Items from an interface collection
BEGIN
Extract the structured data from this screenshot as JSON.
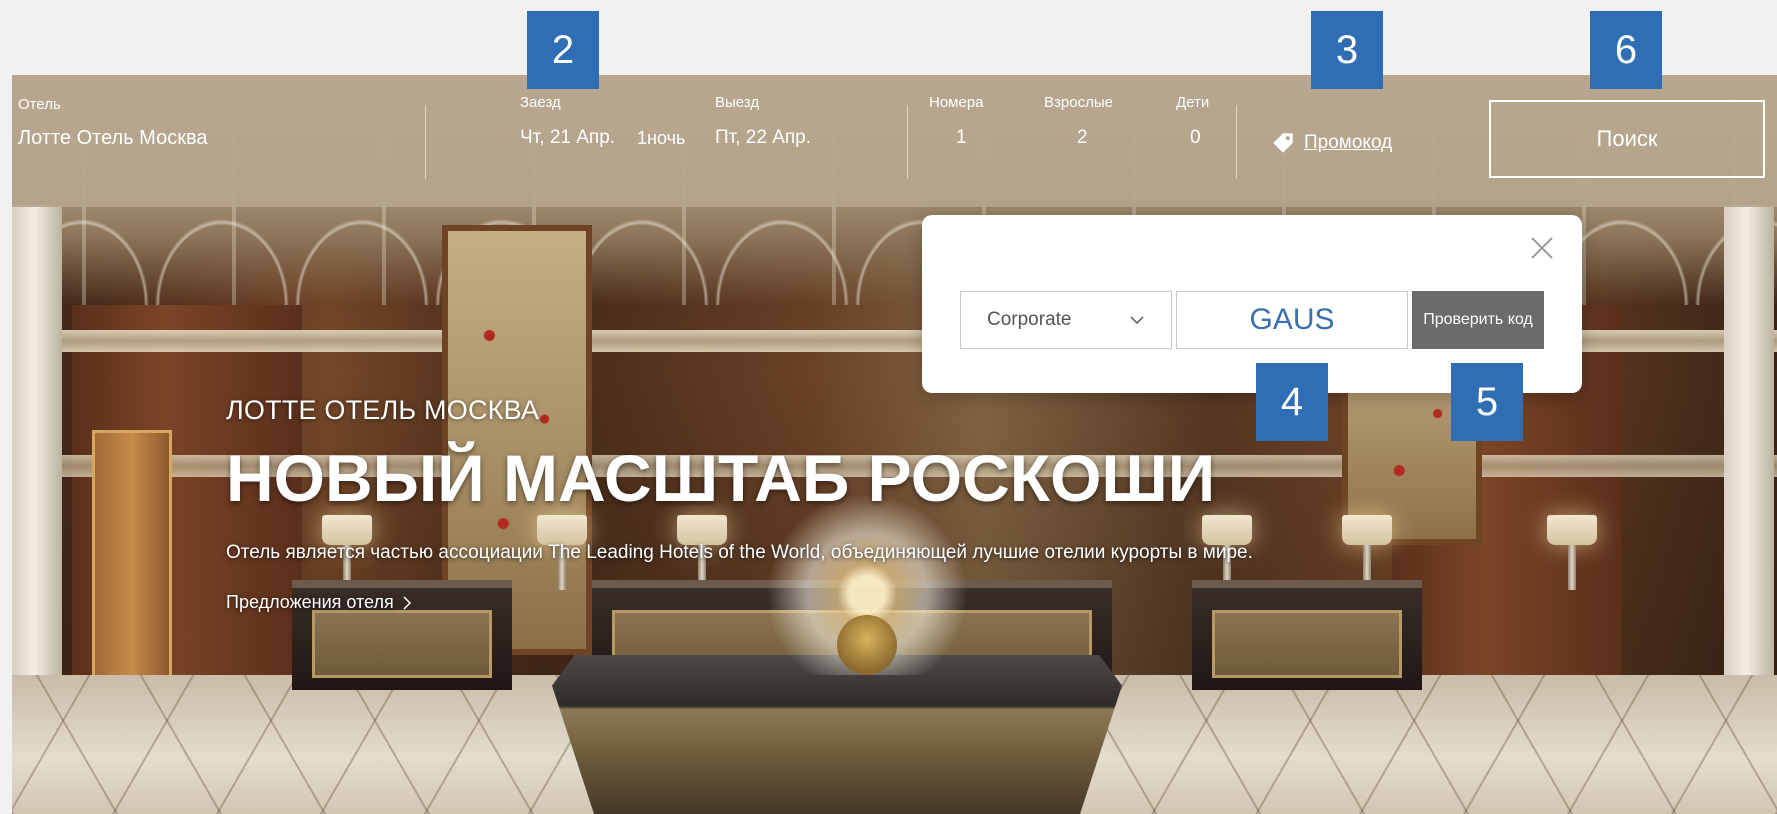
{
  "booking_bar": {
    "hotel_label": "Отель",
    "hotel_value": "Лотте Отель Москва",
    "checkin_label": "Заезд",
    "checkin_value": "Чт, 21 Апр.",
    "nights_value": "1ночь",
    "checkout_label": "Выезд",
    "checkout_value": "Пт, 22 Апр.",
    "rooms_label": "Номера",
    "rooms_value": "1",
    "adults_label": "Взрослые",
    "adults_value": "2",
    "children_label": "Дети",
    "children_value": "0",
    "promo_label": "Промокод",
    "search_label": "Поиск"
  },
  "promo_popup": {
    "type_selected": "Corporate",
    "code_value": "GAUS",
    "verify_label": "Проверить код"
  },
  "hero": {
    "subtitle": "ЛОТТЕ ОТЕЛЬ МОСКВА",
    "title": "НОВЫЙ МАСШТАБ РОСКОШИ",
    "description": "Отель является частью ассоциации The Leading Hotels of the World, объединяющей лучшие отелии курорты в мире.",
    "offers_link": "Предложения отеля"
  },
  "markers": [
    "2",
    "3",
    "6",
    "4",
    "5"
  ],
  "colors": {
    "booking_bar": "#b6a48c",
    "marker": "#2f6eb5",
    "verify_button": "#6b6b6b",
    "code_text": "#3b6fb0"
  },
  "icons": [
    "tag-icon",
    "close-icon",
    "chevron-down-icon",
    "chevron-right-icon"
  ]
}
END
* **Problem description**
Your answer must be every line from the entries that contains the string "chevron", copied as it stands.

* **Response**
    "chevron-down-icon",
    "chevron-right-icon"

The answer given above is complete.